It was St Patrick’s’ Day and what we thought would be just another day turned out to be a day we would celebrate in our family’s history for generations to come.
My family’s heritage stems from the Irish and Scottish coasts. The Scotch-Irish culture was home to my family until they migrated to Boston, Massachusetts, and Maine during the Great Potato Famine. Our family has always been built with a strong desire to commune with each other, protect each other and serve our country. But for over 400 years, the center of the Irish drinking culture has been to commune over a pint of beer. It’s no wonder our family struggled with alcohol for generations.
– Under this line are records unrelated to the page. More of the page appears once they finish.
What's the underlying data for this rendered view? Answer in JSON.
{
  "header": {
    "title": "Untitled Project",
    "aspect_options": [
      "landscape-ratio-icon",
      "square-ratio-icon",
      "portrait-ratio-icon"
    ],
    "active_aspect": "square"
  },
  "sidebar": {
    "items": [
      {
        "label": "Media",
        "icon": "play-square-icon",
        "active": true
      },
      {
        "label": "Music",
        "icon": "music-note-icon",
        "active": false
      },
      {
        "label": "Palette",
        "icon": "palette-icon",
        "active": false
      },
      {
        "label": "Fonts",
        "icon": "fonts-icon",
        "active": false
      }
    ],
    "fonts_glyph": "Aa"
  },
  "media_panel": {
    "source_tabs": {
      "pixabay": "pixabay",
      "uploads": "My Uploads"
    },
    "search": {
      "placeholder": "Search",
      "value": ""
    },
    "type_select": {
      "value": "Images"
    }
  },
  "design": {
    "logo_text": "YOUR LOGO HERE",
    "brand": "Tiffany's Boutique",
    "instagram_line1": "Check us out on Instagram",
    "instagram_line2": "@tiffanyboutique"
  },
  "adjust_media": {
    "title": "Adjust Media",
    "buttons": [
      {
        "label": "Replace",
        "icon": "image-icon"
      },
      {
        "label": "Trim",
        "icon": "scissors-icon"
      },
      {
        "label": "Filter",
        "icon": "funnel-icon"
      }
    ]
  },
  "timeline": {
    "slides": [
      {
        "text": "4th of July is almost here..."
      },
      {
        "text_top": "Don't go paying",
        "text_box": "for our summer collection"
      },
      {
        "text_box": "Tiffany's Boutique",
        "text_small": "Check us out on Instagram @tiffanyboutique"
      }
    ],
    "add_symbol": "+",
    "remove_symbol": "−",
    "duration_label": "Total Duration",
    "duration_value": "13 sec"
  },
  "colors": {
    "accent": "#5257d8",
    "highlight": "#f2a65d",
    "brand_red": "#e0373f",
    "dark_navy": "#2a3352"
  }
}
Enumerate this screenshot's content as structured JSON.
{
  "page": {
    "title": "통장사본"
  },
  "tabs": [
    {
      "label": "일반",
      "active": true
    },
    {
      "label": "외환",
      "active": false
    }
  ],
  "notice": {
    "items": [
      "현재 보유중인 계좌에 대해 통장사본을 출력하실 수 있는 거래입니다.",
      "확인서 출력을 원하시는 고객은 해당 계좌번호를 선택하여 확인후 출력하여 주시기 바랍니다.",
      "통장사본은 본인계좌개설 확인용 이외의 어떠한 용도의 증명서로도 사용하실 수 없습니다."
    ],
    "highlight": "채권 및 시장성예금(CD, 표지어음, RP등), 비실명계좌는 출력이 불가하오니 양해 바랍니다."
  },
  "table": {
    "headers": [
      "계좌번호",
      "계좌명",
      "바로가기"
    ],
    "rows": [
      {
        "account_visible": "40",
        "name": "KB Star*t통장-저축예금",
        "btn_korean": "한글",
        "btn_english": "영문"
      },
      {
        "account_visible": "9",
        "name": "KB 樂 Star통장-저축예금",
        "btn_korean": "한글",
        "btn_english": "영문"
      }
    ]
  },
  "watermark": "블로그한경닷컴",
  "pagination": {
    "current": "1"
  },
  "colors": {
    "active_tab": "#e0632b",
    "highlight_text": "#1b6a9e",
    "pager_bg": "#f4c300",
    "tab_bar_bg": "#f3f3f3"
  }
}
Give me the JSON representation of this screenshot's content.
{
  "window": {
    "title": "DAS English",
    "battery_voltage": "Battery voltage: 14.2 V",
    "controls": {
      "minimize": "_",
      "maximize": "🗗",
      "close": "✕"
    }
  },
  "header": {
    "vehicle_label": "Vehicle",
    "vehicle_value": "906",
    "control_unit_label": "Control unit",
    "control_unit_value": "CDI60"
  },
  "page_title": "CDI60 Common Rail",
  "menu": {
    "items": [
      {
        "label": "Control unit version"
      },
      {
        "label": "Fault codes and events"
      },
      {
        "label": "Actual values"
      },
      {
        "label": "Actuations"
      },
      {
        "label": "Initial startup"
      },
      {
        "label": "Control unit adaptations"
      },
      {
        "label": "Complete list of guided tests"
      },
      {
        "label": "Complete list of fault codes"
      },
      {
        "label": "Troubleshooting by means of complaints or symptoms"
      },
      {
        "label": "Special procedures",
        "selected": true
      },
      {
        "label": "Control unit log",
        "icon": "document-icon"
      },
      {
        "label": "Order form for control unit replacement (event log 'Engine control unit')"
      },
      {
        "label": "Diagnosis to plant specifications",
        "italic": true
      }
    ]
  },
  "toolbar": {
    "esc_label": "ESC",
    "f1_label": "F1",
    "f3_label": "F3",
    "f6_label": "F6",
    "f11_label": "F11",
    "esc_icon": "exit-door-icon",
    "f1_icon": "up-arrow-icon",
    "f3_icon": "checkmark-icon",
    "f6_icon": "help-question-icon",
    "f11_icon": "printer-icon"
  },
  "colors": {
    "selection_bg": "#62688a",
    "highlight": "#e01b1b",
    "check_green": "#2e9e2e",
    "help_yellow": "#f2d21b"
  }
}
So, why was St. Patrick’s Day so special to me?
It was the day my father said he was ready to retire from alcohol. He decided that day would be the day nine generations of alcoholism would end. On March 17, my father stopped drinking alcohol for good after over 30 years of abuse.
I am incredibly proud of my father for being so brave. I watched my father struggle with the disease, and he tells his story in the epilogue of my book The Journey Principles. He took a stand and said enough is enough; shortly after that his brother followed his influence and also stopped.
He lived its nightmare and pain, but so did we. As is often the case, his personal struggle flowed into our family’s struggle. The real work had yet to begin.
The real work of recovery from alcoholism
What is the real work? It comes from one word: guilt.
For example, daily my father had to relive the mistakes he made during the years he spent drinking. Once he identified an alcohol problem and committed to getting sober, he realized that he missed years of my life and that of my brother. He had a hard time holding down long-term jobs for extended periods of time.
When his heart broke over those mistakes, my teenage heart broke too. I had never seen such a broken man. My father had tears in his eyes almost daily as he looked back at all the years he felt were wasted. He repeatedly asks for forgiveness from all hurt he caused, both intentional and unintentional.
Forgiveness from the inside-out
It took some time for him to understand that he had been forgiven a long time ago, but the guilt he carried made each day tough. It was not the fact the he had not been forgiven but rather the fact he had not forgiven himself. Eventually, my father had to learn how to break away from guilt, continue toward change, and accept that he would become better than he had been before.
Four (4) steps to letting go of guilt
So, what can you do to move towards a “clean side of the street”? You can break from the past and let go of guilt. Like my father, you can follow these four steps to move away from the past:
1. First, own your guilt.
Don’t be scared to acknowledge that you feel guilty. “Dave Grohl says, “Guilt is cancer. Guilt will confine you, torture you, destroy you-It’s a black wall. It’s an [expletive] thief.” Ignoring guilt is toxic. If you don’t approach it head-on, guilt will eat away at you and, as Dave said, it can steal from you, eating away at your integrity, peace, and joy.
2. Grieve in a healthy manner and in a healthy environment.
It’s okay to feel the loss of our past as long as we focus the future change. We need to remember that the things in our lives we consider useless garbage can fertilize our future harvest; the worst parts of your life can help produce the best parts of your life.
3. Be vigilant and apply changes.
Watch your influences and pay attention to what you expose yourself to. We have to say to ourselves, “I made the mistake, and I will learn from it and grow from it.” However, make sure that you make systematic changes in your life to keep from relapsing.
4. Operate in grace.
It has nothing to do whether or not we deserve it and everything to do with the fact that we need it. Grace is the covering over hurt, pain and loss. Grace is defined in Webster’s Dictionary as an act of kindness, courtesy, or clemency. Find a way to kind to yourself, but be ready to work!
Dealing with guilt helps you move beyond it
Just like my father, I had trouble with letting go of the past and embracing what was ahead. We both have had to deal with the guilt of our past mistakes before we could fully understand that we had everything we could still live our best lives now.
Luckily, my father has now been able to use his story of redemption through grace. He is creating a legacy of healing from what he thought would only be a legacy of pain. We all have the keys to a new life of legacy. A new life awaits each of us through tomorrow’s choices!